We are called to transform our lives and expectations to accommodate a realistic lifestyle.
Those who profit from the harm being done are opposing all efforts to curb their greed. They are masterful at deception and they invest millions of dollars in their self-serving propaganda. We may risk more than just our egos being bruised by those who benefit from Creation’s abuse.
Twice I have had the opportunity to meet people who escaped with their lives while advocating against the predatory actions of large agri-corporations.
One was from Guatemala where one of our own corporations planned to build a massive dam to serve its factory farm. It meant that this clan would lose their land at no compensation. The man, together with other villagers began a campaign of resistance. He was abducted one day and lined up to be shot when the soldiers gun malfunctioned and he escaped. Its amazing to speak to such an individual.
Another was a young man from Peru who he missed death by minutes when the death squad in the pay of a huge corporate conglomerate ambushed him in a field where he was to address the First People’s who lived there. His crime? Advocating for the rights of the local tribes living in that region. His co-worker was not that fortunate and was killed in the ambush meant for him.
Despite her hopefulness Anna Frank did not survive. She was betrayed in the end and she died in the Bergen Belsen concentration camp. But her precious thoughts, written on scraps of paper, live on 70 years after her death.
They speak to us today. So, let’s not think of the misery but let’s think of the beauty that still exists. As people of faith we cannot be silent. We cannot plead ignorance. We need to join the movement of those who advocate for the health of this incredible gift of God—Creation.

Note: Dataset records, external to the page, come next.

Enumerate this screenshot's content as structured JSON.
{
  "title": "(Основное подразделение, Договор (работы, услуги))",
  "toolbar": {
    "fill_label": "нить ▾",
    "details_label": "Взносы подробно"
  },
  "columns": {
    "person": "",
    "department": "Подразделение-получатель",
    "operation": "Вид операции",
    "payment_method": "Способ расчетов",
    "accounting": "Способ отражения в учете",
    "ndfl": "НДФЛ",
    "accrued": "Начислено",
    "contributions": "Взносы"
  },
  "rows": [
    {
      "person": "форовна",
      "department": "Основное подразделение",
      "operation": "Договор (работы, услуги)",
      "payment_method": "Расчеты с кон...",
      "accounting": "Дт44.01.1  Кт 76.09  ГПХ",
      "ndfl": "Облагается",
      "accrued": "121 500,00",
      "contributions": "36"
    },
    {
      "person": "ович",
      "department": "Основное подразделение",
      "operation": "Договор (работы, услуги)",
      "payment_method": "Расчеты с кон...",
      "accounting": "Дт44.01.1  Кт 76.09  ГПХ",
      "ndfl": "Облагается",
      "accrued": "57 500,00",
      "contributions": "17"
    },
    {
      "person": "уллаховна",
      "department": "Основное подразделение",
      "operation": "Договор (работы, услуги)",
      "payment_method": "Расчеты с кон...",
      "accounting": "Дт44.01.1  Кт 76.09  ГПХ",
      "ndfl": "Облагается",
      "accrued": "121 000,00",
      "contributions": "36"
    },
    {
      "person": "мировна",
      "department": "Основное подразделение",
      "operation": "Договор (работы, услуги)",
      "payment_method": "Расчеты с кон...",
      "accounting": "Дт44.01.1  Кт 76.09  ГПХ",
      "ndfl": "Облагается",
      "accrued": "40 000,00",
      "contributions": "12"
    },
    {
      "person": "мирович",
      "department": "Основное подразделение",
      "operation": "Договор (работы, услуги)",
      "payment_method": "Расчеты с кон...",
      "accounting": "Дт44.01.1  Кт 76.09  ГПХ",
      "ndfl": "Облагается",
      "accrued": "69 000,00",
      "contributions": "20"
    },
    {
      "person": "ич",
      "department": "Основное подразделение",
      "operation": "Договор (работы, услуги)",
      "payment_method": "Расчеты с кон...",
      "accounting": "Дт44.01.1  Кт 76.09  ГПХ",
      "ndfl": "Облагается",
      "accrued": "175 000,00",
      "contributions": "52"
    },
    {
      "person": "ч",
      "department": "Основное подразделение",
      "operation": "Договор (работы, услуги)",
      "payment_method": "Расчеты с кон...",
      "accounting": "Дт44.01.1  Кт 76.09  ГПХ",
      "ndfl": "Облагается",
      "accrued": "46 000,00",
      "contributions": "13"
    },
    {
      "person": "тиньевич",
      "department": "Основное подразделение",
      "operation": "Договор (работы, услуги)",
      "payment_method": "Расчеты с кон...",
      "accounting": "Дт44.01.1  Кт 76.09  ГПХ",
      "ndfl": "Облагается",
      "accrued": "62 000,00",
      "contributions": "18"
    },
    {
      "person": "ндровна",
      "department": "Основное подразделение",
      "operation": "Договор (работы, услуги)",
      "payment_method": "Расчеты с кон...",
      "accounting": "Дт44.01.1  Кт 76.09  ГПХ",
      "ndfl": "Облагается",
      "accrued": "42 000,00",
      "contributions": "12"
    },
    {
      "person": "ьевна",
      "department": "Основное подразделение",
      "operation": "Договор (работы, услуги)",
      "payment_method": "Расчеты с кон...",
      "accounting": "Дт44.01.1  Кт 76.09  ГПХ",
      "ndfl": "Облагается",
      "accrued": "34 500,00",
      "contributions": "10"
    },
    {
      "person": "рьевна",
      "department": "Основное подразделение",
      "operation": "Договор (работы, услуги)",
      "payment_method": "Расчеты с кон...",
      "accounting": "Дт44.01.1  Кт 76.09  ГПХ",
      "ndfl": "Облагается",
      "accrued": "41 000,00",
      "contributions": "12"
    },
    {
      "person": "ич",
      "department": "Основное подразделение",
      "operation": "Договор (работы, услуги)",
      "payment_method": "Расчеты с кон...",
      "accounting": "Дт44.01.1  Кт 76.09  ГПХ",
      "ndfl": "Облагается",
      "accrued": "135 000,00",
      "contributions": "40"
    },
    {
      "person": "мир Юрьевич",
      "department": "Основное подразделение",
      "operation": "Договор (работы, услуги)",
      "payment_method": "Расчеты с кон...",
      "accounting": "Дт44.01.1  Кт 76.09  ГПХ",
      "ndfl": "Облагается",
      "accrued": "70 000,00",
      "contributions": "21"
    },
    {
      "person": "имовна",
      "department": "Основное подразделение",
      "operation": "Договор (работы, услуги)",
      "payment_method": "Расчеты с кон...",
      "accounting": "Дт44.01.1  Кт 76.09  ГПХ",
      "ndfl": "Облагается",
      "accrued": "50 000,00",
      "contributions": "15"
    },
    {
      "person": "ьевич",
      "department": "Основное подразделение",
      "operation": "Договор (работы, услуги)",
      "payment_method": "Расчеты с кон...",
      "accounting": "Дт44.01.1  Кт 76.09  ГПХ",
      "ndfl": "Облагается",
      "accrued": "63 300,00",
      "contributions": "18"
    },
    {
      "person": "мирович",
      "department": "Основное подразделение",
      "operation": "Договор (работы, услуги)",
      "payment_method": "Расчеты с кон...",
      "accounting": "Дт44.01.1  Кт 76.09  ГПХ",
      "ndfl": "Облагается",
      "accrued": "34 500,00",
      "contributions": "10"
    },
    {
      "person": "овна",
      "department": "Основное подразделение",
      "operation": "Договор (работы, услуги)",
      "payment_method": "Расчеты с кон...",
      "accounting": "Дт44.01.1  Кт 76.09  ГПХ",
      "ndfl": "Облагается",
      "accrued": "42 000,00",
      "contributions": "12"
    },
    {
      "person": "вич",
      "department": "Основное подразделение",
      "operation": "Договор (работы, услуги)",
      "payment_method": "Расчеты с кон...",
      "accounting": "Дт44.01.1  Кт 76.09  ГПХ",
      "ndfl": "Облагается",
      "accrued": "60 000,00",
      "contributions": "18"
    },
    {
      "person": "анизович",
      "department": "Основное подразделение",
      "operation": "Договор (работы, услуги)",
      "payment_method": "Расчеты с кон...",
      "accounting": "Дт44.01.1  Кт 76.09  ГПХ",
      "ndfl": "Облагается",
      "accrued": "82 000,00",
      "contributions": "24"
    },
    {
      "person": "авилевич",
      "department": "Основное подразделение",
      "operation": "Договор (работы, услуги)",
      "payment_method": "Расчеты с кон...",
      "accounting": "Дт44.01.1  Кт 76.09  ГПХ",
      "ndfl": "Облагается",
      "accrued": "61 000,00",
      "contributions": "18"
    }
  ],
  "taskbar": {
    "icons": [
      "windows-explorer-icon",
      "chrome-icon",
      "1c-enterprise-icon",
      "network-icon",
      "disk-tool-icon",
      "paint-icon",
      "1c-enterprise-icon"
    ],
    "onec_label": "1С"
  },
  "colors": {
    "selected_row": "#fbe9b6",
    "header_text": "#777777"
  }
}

May our efforts, both great and small, yield a rich crop in this season of hope. Amen.
Our readings begin with a rhetorical question by the prophet Isaiah:
Isaiah 40:12 Who has measured the waters in the hollow of his hand and marked off the heavens with a span, enclosed the dust of the earth in a measure, and weighed the mountains in scales and the hills in a balance?
The book of Revelation has this to say;
Revelation 4:11 “You are worthy, our Lord and God, to receive glory and honor and power, for you created all things, and by your will they existed and were created.”
But like in the time of the prophet Hosea something was out of balance. In his words;
Hosea 4:3 Therefore the land mourns, and all who live in it languish; together with the wild animals and the birds of the air, even the fish of the sea are perishing.
In 1051 Joy Harjo wrote this poem;
Once the world was perfect, and we were happy in that world.
Then we took it for granted.
Discontent began a small rumble in the earthly mind.
Then Doubt pushed through with its spiked head.
And once Doubt ruptured the web,
All manner of demon thoughts
We destroyed the world we had been given
For inspiration, for life—
Each stone of jealousy, each stone
Of fear, greed, envy, and hatred, put out the light.
No one was without a stone in his or her hand.
There we were,
Right back where we had started.
We were bumping into each other
In the dark.
And now we had no place to live, since we didn’t know
How to live with each other.
Then one of the stumbling ones took pity on another
And shared a blanket.
A spark of kindness made a light.
The light made an opening in the darkness.
Everyone worked together to make a ladder.
A Wind Clan person climbed out first into the next world,
And then the other clans, the children of those clans, their children,
And their children, all the way through time—
To now, into this morning light to you.
Resurrection happens when what has gone through death comes back to life. Our dream; our prayer, Let us listen to the Song of Songs;
Song of Solomon 2
12 The flowers appear on the earth;
the time of singing has come,
and the voice of the turtle-dove
is heard in our land.
13 The fig tree puts forth its figs,
and the vines are in blossom;
they give forth fragrance.
Arise, my love, my fair one,
and come away.